> _DIRECTIONS_: Every line of the listing that contains the word "content" is to be copied out.

BEGIN

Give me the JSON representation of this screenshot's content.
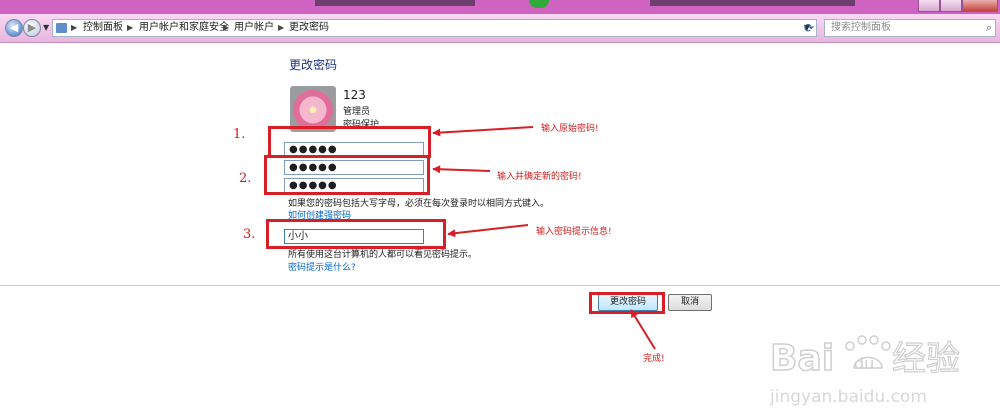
{
  "address": {
    "segments": [
      "控制面板",
      "用户帐户和家庭安全",
      "用户帐户",
      "更改密码"
    ]
  },
  "search": {
    "placeholder": "搜索控制面板"
  },
  "heading": "更改密码",
  "user": {
    "name": "123",
    "role": "管理员",
    "status": "密码保护"
  },
  "fields": {
    "current_password": "●●●●●",
    "new_password": "●●●●●",
    "confirm_password": "●●●●●",
    "password_hint": "小小"
  },
  "texts": {
    "caps_note": "如果您的密码包括大写字母，必须在每次登录时以相同方式键入。",
    "strong_link": "如何创建强密码",
    "hint_note": "所有使用这台计算机的人都可以看见密码提示。",
    "hint_link": "密码提示是什么?"
  },
  "buttons": {
    "change": "更改密码",
    "cancel": "取消"
  },
  "annotations": {
    "step1": "1.",
    "step2": "2.",
    "step3": "3.",
    "label1": "输入原始密码!",
    "label2": "输入并确定新的密码!",
    "label3": "输入密码提示信息!",
    "done": "完成!"
  },
  "watermark": {
    "logo": "Bai du 经验",
    "url": "jingyan.baidu.com"
  },
  "colors": {
    "annotation": "#d81e26",
    "link": "#0066cc",
    "heading": "#1e3287",
    "titlebar": "#cf63c2"
  }
}
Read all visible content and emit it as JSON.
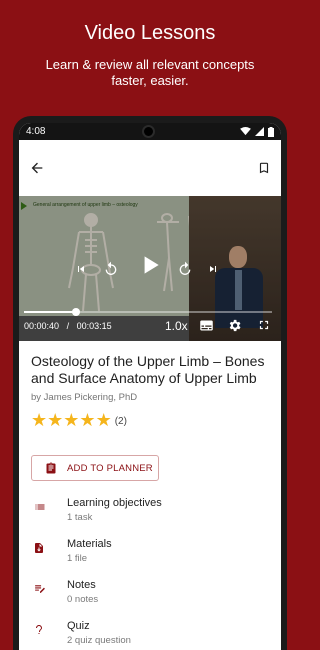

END

> _TASK RESPONSE_:
Give me the JSON representation of this screenshot's content.
Read all visible content and emit it as JSON.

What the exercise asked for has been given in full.